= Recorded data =
▼
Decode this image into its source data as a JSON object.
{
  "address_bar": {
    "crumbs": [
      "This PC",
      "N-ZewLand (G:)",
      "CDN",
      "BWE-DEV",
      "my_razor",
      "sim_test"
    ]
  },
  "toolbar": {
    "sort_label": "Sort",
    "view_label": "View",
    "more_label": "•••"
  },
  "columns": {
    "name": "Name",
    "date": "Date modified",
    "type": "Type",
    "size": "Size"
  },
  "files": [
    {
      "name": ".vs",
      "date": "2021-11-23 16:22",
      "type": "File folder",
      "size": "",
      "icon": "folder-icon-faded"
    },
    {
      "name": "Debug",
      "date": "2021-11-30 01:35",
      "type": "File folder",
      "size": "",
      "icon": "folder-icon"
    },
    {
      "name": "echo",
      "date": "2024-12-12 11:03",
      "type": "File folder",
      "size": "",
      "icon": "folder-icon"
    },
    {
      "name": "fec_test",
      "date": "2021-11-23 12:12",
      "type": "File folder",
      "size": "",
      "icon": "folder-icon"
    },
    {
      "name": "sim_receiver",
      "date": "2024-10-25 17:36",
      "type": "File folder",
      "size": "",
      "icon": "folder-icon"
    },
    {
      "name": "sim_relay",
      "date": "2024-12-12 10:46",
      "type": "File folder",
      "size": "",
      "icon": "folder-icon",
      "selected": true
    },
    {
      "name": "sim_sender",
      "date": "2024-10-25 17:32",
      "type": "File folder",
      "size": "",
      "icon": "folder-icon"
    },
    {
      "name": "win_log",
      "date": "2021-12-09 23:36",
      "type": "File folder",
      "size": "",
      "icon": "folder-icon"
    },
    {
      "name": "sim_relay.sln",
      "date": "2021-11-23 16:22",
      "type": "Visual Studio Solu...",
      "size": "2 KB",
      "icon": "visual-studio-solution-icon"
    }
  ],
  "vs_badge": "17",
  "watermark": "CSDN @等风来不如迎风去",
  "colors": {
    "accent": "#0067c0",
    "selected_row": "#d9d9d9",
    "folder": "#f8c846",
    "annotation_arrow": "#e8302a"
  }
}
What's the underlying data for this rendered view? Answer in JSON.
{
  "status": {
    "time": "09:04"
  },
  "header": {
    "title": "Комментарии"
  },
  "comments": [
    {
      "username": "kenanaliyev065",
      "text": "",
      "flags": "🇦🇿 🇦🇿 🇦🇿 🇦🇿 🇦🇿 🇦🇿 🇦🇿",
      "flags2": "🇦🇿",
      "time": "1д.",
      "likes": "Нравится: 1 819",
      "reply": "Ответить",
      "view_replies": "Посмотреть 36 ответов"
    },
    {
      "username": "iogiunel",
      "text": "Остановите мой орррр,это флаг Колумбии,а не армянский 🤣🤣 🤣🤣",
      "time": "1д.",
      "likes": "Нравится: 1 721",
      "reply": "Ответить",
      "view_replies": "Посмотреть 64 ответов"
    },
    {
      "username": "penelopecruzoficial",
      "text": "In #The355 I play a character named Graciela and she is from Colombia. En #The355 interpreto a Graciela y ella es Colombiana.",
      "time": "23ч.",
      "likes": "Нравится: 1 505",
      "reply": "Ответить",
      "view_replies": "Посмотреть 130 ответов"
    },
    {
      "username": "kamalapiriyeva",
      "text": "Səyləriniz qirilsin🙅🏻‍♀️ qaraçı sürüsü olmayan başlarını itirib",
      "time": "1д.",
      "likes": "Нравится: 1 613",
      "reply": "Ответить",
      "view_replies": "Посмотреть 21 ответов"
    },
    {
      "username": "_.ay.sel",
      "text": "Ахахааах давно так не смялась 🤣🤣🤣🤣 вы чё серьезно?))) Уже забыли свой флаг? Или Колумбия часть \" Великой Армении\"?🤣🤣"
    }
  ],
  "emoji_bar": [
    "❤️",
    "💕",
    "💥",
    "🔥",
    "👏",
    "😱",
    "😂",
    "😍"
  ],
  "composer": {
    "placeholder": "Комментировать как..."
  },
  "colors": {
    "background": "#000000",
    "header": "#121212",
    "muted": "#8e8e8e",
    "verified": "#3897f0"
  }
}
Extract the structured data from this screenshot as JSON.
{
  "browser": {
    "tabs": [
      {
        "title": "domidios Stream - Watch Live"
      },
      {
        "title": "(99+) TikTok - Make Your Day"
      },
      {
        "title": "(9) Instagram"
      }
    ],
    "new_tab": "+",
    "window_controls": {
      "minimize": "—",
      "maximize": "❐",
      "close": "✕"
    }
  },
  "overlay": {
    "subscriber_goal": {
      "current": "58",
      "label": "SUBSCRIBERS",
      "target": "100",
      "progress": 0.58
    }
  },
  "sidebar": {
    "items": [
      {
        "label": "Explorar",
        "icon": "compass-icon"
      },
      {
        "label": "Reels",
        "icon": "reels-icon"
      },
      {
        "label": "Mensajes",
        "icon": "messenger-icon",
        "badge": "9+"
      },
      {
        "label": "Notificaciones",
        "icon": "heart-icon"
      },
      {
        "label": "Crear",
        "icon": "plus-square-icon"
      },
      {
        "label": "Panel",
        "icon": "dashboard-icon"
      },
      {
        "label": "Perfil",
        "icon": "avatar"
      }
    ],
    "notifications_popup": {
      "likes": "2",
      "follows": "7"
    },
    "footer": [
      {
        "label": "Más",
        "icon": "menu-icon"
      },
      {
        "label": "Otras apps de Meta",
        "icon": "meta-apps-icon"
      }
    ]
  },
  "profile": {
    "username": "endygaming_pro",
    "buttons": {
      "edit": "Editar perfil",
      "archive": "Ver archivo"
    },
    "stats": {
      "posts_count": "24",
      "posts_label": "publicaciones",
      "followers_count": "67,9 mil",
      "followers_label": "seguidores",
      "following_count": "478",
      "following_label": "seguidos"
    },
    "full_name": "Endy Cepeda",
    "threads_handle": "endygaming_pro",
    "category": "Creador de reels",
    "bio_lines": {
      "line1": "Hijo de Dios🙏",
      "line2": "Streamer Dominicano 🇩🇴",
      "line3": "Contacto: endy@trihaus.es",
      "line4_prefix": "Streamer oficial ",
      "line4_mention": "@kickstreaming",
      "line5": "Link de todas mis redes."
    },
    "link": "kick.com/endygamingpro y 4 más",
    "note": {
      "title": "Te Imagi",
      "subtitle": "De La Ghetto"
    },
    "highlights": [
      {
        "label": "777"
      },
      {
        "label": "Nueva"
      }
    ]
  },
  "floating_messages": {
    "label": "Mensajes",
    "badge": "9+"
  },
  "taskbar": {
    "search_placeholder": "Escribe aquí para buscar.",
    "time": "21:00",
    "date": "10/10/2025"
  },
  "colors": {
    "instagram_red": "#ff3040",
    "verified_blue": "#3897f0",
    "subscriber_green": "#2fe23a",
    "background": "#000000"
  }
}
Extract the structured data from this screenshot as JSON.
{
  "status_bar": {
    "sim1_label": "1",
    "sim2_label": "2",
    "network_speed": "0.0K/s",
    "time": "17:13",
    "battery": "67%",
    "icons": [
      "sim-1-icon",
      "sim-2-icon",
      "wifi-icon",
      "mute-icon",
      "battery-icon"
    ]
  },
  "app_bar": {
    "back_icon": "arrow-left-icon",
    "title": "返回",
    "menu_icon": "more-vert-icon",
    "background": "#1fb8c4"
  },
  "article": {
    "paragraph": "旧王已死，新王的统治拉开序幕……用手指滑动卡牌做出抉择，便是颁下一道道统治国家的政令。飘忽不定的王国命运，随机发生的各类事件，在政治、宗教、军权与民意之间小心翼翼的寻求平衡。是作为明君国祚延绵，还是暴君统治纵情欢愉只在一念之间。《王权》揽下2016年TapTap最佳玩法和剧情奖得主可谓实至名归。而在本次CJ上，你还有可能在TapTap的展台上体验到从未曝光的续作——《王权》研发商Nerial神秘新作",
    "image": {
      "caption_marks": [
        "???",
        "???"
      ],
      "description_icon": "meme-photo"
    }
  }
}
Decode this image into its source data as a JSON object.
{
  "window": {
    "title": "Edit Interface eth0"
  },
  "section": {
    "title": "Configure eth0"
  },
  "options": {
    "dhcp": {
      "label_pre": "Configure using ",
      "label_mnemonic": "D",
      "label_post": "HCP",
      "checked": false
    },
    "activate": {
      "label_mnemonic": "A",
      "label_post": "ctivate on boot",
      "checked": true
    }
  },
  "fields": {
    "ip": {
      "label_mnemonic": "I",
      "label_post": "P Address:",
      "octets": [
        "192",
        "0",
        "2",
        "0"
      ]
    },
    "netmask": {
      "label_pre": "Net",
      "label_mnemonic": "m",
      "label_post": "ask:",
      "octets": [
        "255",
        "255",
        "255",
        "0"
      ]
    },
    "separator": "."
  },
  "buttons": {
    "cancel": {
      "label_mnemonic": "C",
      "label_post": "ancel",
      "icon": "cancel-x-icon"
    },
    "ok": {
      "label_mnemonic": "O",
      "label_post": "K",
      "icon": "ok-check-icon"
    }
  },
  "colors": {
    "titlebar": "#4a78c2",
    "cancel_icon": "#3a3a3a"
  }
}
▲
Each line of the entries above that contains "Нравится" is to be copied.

= ANSWER =
      "likes": "Нравится: 1 819",
      "likes": "Нравится: 1 721",
      "likes": "Нравится: 1 505",
      "likes": "Нравится: 1 613",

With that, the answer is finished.